*Exercise goal*
Which lines below mention "JSON"? Pick each one out.

*Dataset*
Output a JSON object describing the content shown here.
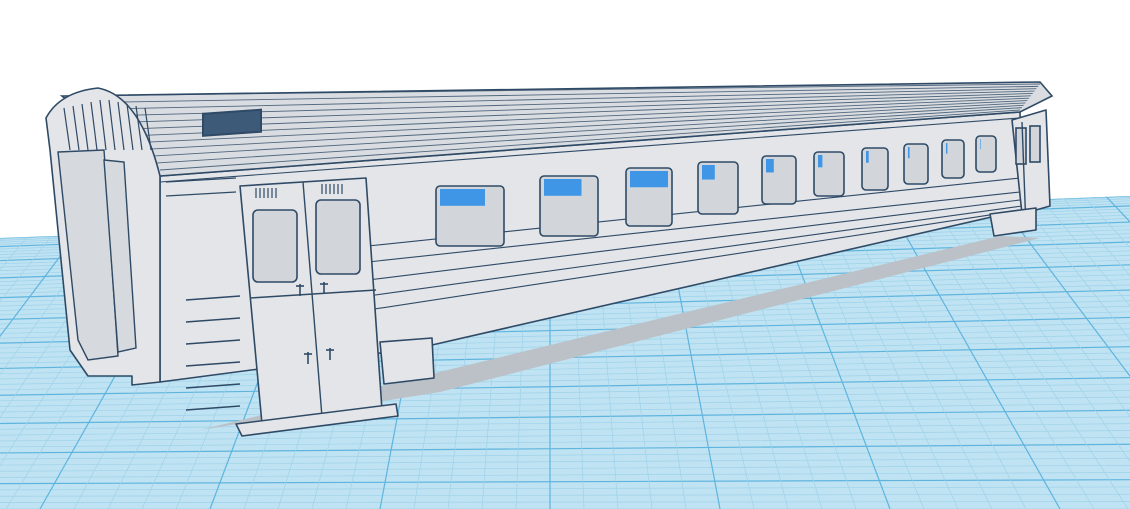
{
  "viewport": {
    "background_color": "#ffffff",
    "workplane_color": "#bfe3f2",
    "grid_minor_color": "#9fd2ea",
    "grid_major_color": "#5fb4de"
  },
  "model": {
    "kind": "passenger-railcar-shell",
    "body_color": "#e3e5e8",
    "edge_color": "#2f4a66",
    "shadow_color": "#bcc1c7",
    "window_glass_color": "#3f95e6",
    "window_count": 10,
    "door_count": 2
  }
}
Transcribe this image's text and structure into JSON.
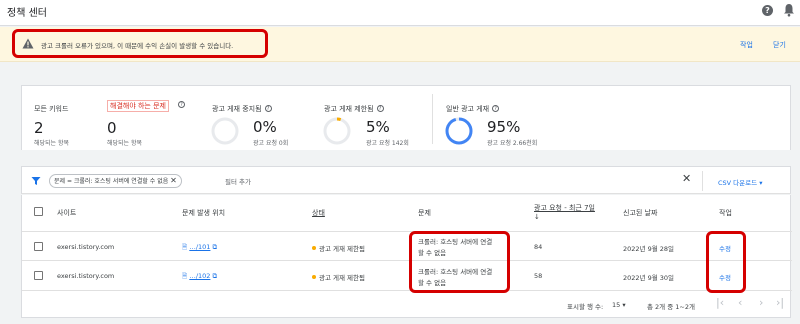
{
  "header": {
    "title": "정책 센터",
    "help_icon": "help-icon",
    "bell_icon": "notifications-icon"
  },
  "banner": {
    "message": "광고 크롤러 오류가 있으며, 이 때문에 수익 손실이 발생할 수 있습니다.",
    "action_label": "작업",
    "close_label": "닫기",
    "icon": "warning-icon"
  },
  "summary": {
    "all_keywords": {
      "label": "모든 키워드",
      "value": "2",
      "sub": "해당되는 항목"
    },
    "must_fix": {
      "label": "해결해야 하는 문제",
      "value": "0",
      "sub": "해당되는 항목"
    },
    "serving_stopped": {
      "label": "광고 게재 중지됨",
      "value": "0%",
      "sub": "광고 요청 0회",
      "fraction": 0
    },
    "serving_limited": {
      "label": "광고 게재 제한됨",
      "value": "5%",
      "sub": "광고 요청 142회",
      "fraction": 0.05
    },
    "serving_normal": {
      "label": "일반 광고 게재",
      "value": "95%",
      "sub": "광고 요청 2.66천회",
      "fraction": 0.95
    }
  },
  "filter": {
    "chip_label": "문제 = 크롤러: 호스팅 서버에 연결할 수 없음",
    "add_filter": "필터 추가",
    "csv_label": "CSV 다운로드"
  },
  "table": {
    "columns": {
      "site": "사이트",
      "location": "문제 발생 위치",
      "status": "상태",
      "issue": "문제",
      "requests": "광고 요청 - 최근 7일",
      "reported": "신고된 날짜",
      "action": "작업"
    },
    "rows": [
      {
        "site": "exersi.tistory.com",
        "location": "…/101",
        "status": "광고 게재 제한됨",
        "issue_line1": "크롤러: 호스팅 서버에 연결",
        "issue_line2": "할 수 없음",
        "requests": "84",
        "reported": "2022년 9월 28일",
        "action": "수정"
      },
      {
        "site": "exersi.tistory.com",
        "location": "…/102",
        "status": "광고 게재 제한됨",
        "issue_line1": "크롤러: 호스팅 서버에 연결",
        "issue_line2": "할 수 없음",
        "requests": "58",
        "reported": "2022년 9월 30일",
        "action": "수정"
      }
    ]
  },
  "pagination": {
    "rows_label": "표시할 행 수:",
    "rows_value": "15",
    "range": "총 2개 중 1~2개"
  },
  "colors": {
    "accent": "#1a73e8",
    "warning_bg": "#fef7e0",
    "highlight": "#d50000",
    "limited_dot": "#f9ab00"
  }
}
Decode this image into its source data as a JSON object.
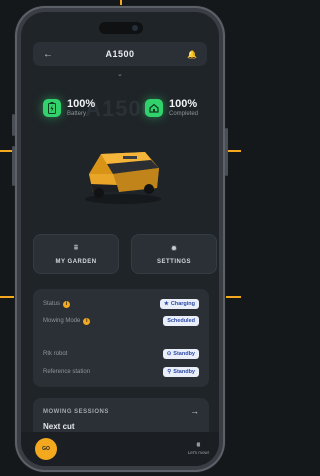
{
  "header": {
    "title": "A1500",
    "back_icon": "←",
    "bell_icon": "🔔"
  },
  "chevron": "⌄",
  "ghost_text": "A1500",
  "stats": [
    {
      "value": "100%",
      "label": "Battery"
    },
    {
      "value": "100%",
      "label": "Completed"
    }
  ],
  "nav": {
    "garden_icon": "⩩",
    "garden_label": "MY GARDEN",
    "settings_icon": "✹",
    "settings_label": "SETTINGS"
  },
  "status": {
    "status_label": "Status",
    "status_value": "Charging",
    "mowing_label": "Mowing Mode",
    "mowing_value": "Scheduled",
    "rtk_label": "Rtk robot",
    "rtk_value": "Standby",
    "ref_label": "Reference station",
    "ref_value": "Standby"
  },
  "sessions": {
    "header": "MOWING SESSIONS",
    "next_cut": "Next cut",
    "arrow": "→"
  },
  "bottom": {
    "go_label": "GO",
    "pos_label": "Let's mow!"
  },
  "colors": {
    "accent": "#f3a81d",
    "battery_green": "#31d16b",
    "background": "#1f2428",
    "card": "#2a3036"
  }
}
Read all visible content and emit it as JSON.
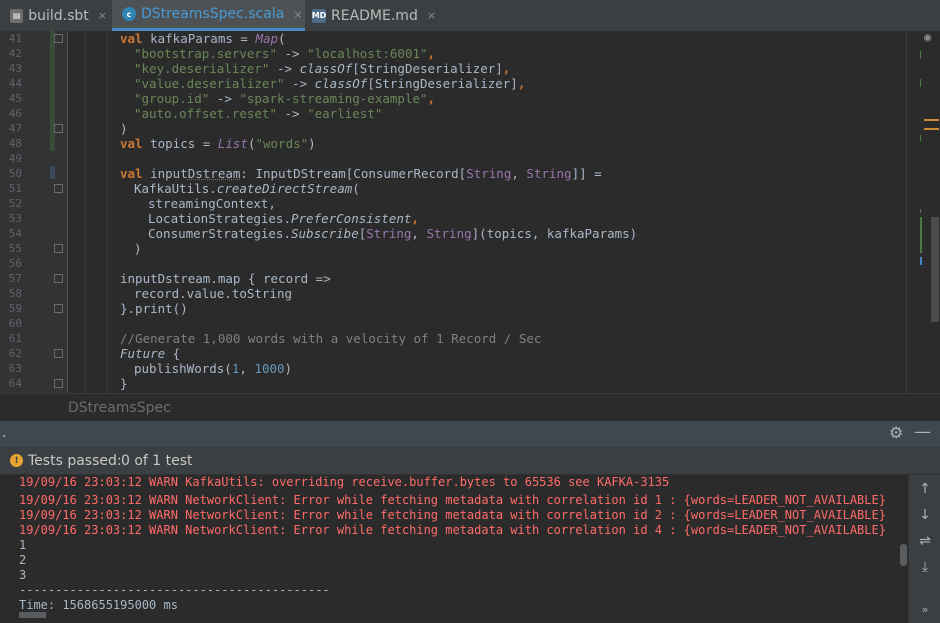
{
  "tabs": [
    {
      "label": "build.sbt",
      "icon": "sbt-file-icon",
      "active": false
    },
    {
      "label": "DStreamsSpec.scala",
      "icon": "scala-file-icon",
      "active": true
    },
    {
      "label": "README.md",
      "icon": "markdown-file-icon",
      "active": false
    }
  ],
  "tab_close_glyph": "×",
  "editor": {
    "line_numbers": [
      "41",
      "42",
      "43",
      "44",
      "45",
      "46",
      "47",
      "48",
      "49",
      "50",
      "51",
      "52",
      "53",
      "54",
      "55",
      "56",
      "57",
      "58",
      "59",
      "60",
      "61",
      "62",
      "63",
      "64"
    ],
    "code": {
      "l41": {
        "kw": "val",
        "name": " kafkaParams = ",
        "fn": "Map",
        "rest": "("
      },
      "l42": {
        "a": "\"bootstrap.servers\"",
        "arrow": " -> ",
        "b": "\"localhost:6001\"",
        "end": ","
      },
      "l43": {
        "a": "\"key.deserializer\"",
        "arrow": " -> ",
        "fn": "classOf",
        "type": "[StringDeserializer]",
        "end": ","
      },
      "l44": {
        "a": "\"value.deserializer\"",
        "arrow": " -> ",
        "fn": "classOf",
        "type": "[StringDeserializer]",
        "end": ","
      },
      "l45": {
        "a": "\"group.id\"",
        "arrow": " -> ",
        "b": "\"spark-streaming-example\"",
        "end": ","
      },
      "l46": {
        "a": "\"auto.offset.reset\"",
        "arrow": " -> ",
        "b": "\"earliest\""
      },
      "l47": {
        "text": ")"
      },
      "l48": {
        "kw": "val",
        "name": " topics = ",
        "fn": "List",
        "open": "(",
        "str": "\"words\"",
        "close": ")"
      },
      "l50": {
        "kw": "val",
        "pre": " input",
        "under": "Dstream",
        "type": ": InputDStream[ConsumerRecord[",
        "t1": "String",
        "sep": ", ",
        "t2": "String",
        "end": "]] ="
      },
      "l51": {
        "obj": "KafkaUtils.",
        "fn": "createDirectStream",
        "rest": "("
      },
      "l52": {
        "text": "streamingContext,"
      },
      "l53": {
        "obj": "LocationStrategies.",
        "fn": "PreferConsistent",
        "end": ","
      },
      "l54": {
        "obj": "ConsumerStrategies.",
        "fn": "Subscribe",
        "open": "[",
        "t1": "String",
        "sep": ", ",
        "t2": "String",
        "rest": "](topics, kafkaParams)"
      },
      "l55": {
        "text": ")"
      },
      "l57": {
        "text": "inputDstream.map { record =>"
      },
      "l58": {
        "text": "record.value.toString"
      },
      "l59": {
        "text": "}.print()"
      },
      "l61": {
        "text": "//Generate 1,000 words with a velocity of 1 Record / Sec"
      },
      "l62": {
        "fn": "Future",
        "rest": " {"
      },
      "l63": {
        "pre": "publishWords(",
        "n1": "1",
        "sep": ", ",
        "n2": "1000",
        "end": ")"
      },
      "l64": {
        "text": "}"
      }
    }
  },
  "breadcrumb": "DStreamsSpec",
  "run_panel": {
    "toolbar_label": ".",
    "status_icon": "warning-icon",
    "status_label": "Tests passed: ",
    "status_count": "0 of 1 test"
  },
  "console": {
    "lines": [
      {
        "text": "19/09/16 23:03:12 WARN KafkaUtils: overriding receive.buffer.bytes to 65536 see KAFKA-3135",
        "kind": "err"
      },
      {
        "text": "19/09/16 23:03:12 WARN NetworkClient: Error while fetching metadata with correlation id 1 : {words=LEADER_NOT_AVAILABLE}",
        "kind": "err"
      },
      {
        "text": "19/09/16 23:03:12 WARN NetworkClient: Error while fetching metadata with correlation id 2 : {words=LEADER_NOT_AVAILABLE}",
        "kind": "err"
      },
      {
        "text": "19/09/16 23:03:12 WARN NetworkClient: Error while fetching metadata with correlation id 4 : {words=LEADER_NOT_AVAILABLE}",
        "kind": "err"
      },
      {
        "text": "1",
        "kind": "out"
      },
      {
        "text": "2",
        "kind": "out"
      },
      {
        "text": "3",
        "kind": "out"
      },
      {
        "text": "-------------------------------------------",
        "kind": "out"
      },
      {
        "text": "Time: 1568655195000 ms",
        "kind": "out"
      }
    ]
  },
  "colors": {
    "accent": "#4a88c7",
    "error_text": "#ff6b68",
    "warning_badge": "#e8a534"
  }
}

*Solution below*
Output a JSON object describing the content shown here.
Transcribe this image's text and structure into JSON.
Decode this image into its source data as a JSON object.
Read all visible content and emit it as JSON.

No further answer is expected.